Such supposed subterfuge is certainly not the case with the controversy surrounding the introduction of folic acid supplementation in food, which is still exercising the minds of health minsters in Europe.
Neural tube defects (NTDs) have a prevalence of approximately 1/1000, and lead to stillbirth, neonatal death and neurological disability. Termination of pregnancy is available to women in many countries, and the undesirability of carrying a pregnancy or giving birth to a baby with an NTD is made clear by the evidence that within Europe in the early 2000s three-quarters of women with a pregnancy affected by NTDs opted to have the pregnancy terminated (Boyd et al. BJOG 2008;115:689–96).
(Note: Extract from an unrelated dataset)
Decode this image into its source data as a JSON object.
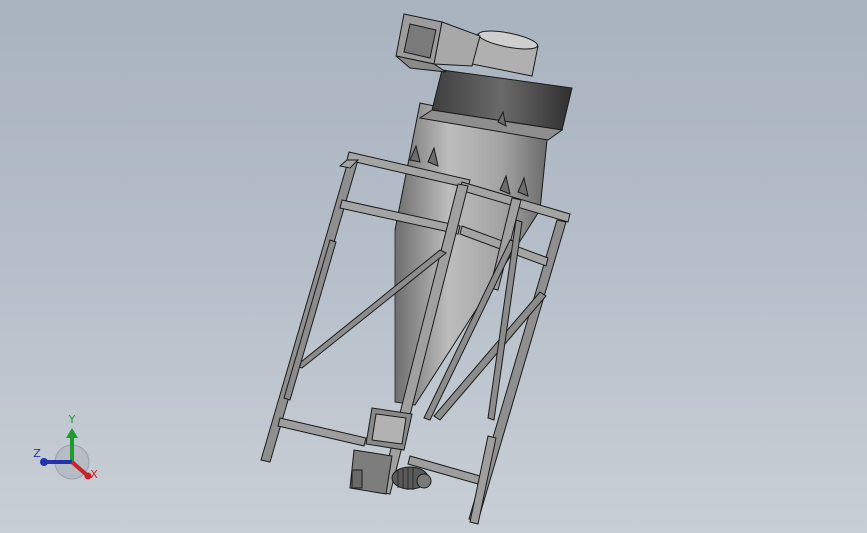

In two influential randomised controlled trials, folic acid supplementation before conception and during the first trimester was shown to reduce the recurrence of NTDs by 72% in women with a previous NTD-affected pregnancy, (MRC Vitamin Study Research Group, Lancet 1991;338:131–7) and to reduce the first occurrence of NTDs by 100% (Czeizel and Dudás N Engl J Med 1992;327:1832–5), the latter effect confirmed in a recent meta-analysis (De-Regil et al. Cochrane Database Syst Rev 2010; 275;10:CD007950).
In 1992, the US Public Health Service issued a recommendation that all US women of reproductive age who are capable of becoming pregnant should consume 400 micrograms of folic acid daily. However, a survey published 7 years later indicated that only 29% of US women were following this recommendation (CDC MMWR Morb Mortal Wkly Rep 1999;48:325–7). In 1996 the US Food and Drug Administration (FDA) authorised the addition of folic acid to enriched grain products and made compliance mandatory by January 1998.
On page 1661 Tort et al. from the Epidemiological Research Unit on Perinatal Health and Women's and Children's Health in France report the results of a cross-sectional population-based study of all maternity units in France. Their data suggest that only around 15% of women used folic acid starting at least one month before pregnancy. The proportion of women taking folic acid varied greatly according to personal characteristics. Nearly 90% of women undergoing fertility treatment took folic acid but only 18% of those stopping contraception with the intention of becoming pregnant did so (Figures 2 and 3). In other European countries reports suggest that the proportion of women taking adequate folic acid supplementation before pregnancy varies between 15% and 64%, although study design may mean that these figures are overestimates. Regulations for mandatory fortification of wheat flour with folic acid are currently in place in 53 countries, although in many cases these regulations have not been implemented (CDC MMWR Morb Mortal Wkly Rep 2010; 59: 980–4). In 2007 in the UK, the Scientific Advisory Committee on Nutrition (SACN) of the FSA recommended that mandatory fortification with folic acid should proceed, together with controls on the intake of folic acid from voluntarily fortified foods. They also concluded that there were insufficient data to support the concerns that folic acid fortification promoted cancer. (Scientific Advisory Committee on Nutrition. Folic Acid and Colorectal Cancer Risk: Review of Recommendation for Mandatory Folic Acid Fortification; Norwich, UK, 2009.) The data from the paper by Tort et al. add further weight to the argument for mandatory fortification of wheat flour in Europe. No conspiracy theories necessary.